Without any hype, glamour, publicity, nor a hint of notice, Wilco has shocked us all with the greatest gift of all: free music. Somewhere between heavy rehearsing and a light touring schedule with his son Spencer on their father/son solo project, Tweedy, frontman Jeff Tweedy and company found the time to write, record, and release their 9th studio album, Star Wars.
The album, which follows the similar formula that worked wonderfully for Beyoncé or Radiohead and their zero-frills record releasing, is the band’s first LP since 2011’s The Whole Love. However, when you run your own recording label as Wilco does with dBpm, you truly call your own shots. Spanning 34 minutes and 11 tracks long, Star Wars, the band’s shortest album by 10 minutes, dropped Thursday, July 16th, released and remaining free for the 30 days following available through the band’s website, as well as Amazon, Google, and iTunes.
While seeing Tweedy at the Berklee Performance Center in the fall of 2014, Jeff Tweedy commented as to how bizarre and sometimes frustrating it is to be playing new material & working out songs to crowds while on tour, only to have a video of one of these new cuts, yet to be finished, go viral on YouTube, almost stunting the creative process and solidifying the track. This time around with Wilco, on tour and in public the band has managed to keep each one of these songs in the recording studio and off the Internet until they were ready.
Unlike 2011’s The Whole Love with its poppy and polished standout tracks like “Art of Almost” or 2009’s (Wilco) The Album and its single “Wilco The Song”, Star Wars, named tongue-in-cheek after the ubiquitous George Lucas saga, is a bit grittier. The album is a return to their mid-career style, complete with the alt-rock twang that defined their signature sound. Stabilized by Glenn Kotche’s superior drumming compliments, Nels Cline’s distorted and frenzied guitar & pedal work, and the spacey folk best exhibited from 2002’s Yankee Hotel Foxtrot and 2004’s A Ghost is Born, Star Wars may not be Wilco’s greatest studio work, but it’s surely more authentic and truer to the sound to the band that a half million fans fell in love with almost 15 years ago.
Bursting sonically, the opening track “EKG” is a quick 75 seconds of erratically mapped electronic punk, true to its title with spikes and dips tracing the energetic activity of the heart. “More…”, track two from the LP, returns to the traditional theme Tweedy’s songwriting is known for: wanting and incompleteness. Thematically, although all seems well on the home front and in Tweedy’s personal life, his lyrics remain prolific even throughout the simplistic and repetitive chant of the seemingly pointless hook from the song of the same name, the album’s heavy head-banger, “Random Name Generator.”
The beautiful melodies have returned and the band seems to be as cohesive and tight as ever. Has this come from time apart on their respectable side projects? Does this stem from post-midlife crisis?
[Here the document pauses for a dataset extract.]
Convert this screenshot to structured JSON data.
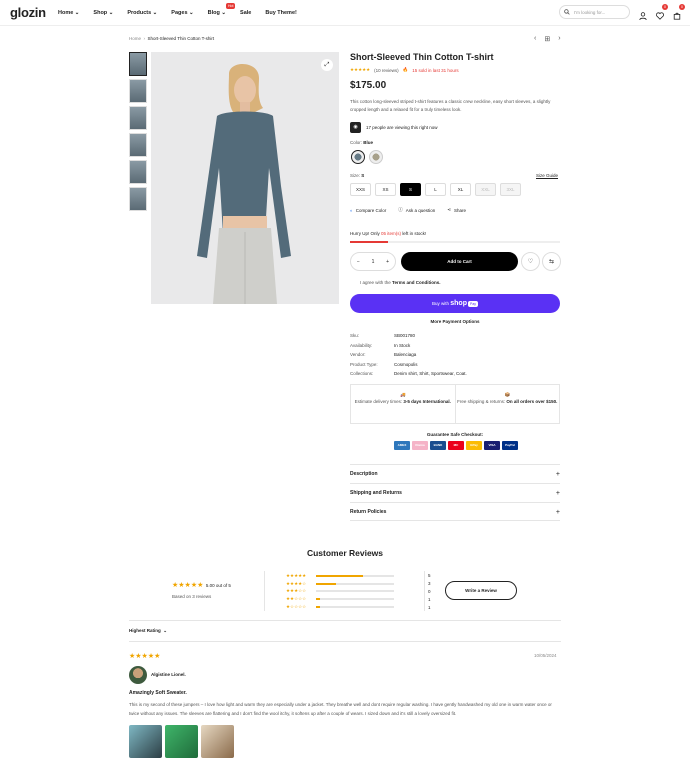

Are Tweedy’s dark days of substance abuse and near death-inducing marital separation behind him?
Together, as a whole, Wilco are more mature & comfortable with one another, having finally solidified as a unified group after years of lineup changes. The album is raw yet whimsical; grainy while playful.The band has managed to evolve while not necessary reinventing themselves: growth and maturity, acceptance and fatalism, humorous while still productive. While some fans may listen to the album and pigeonhole it as more of filler between real albums than part of the official canon of Wilco releases, this is a band that has repeatedly ascended classification, label, and branding. “Dad-Rock”, no more, Star Wars is heavy, tenacious, inventive, and fresh. Also, there’s no arguing that for now, the price is right.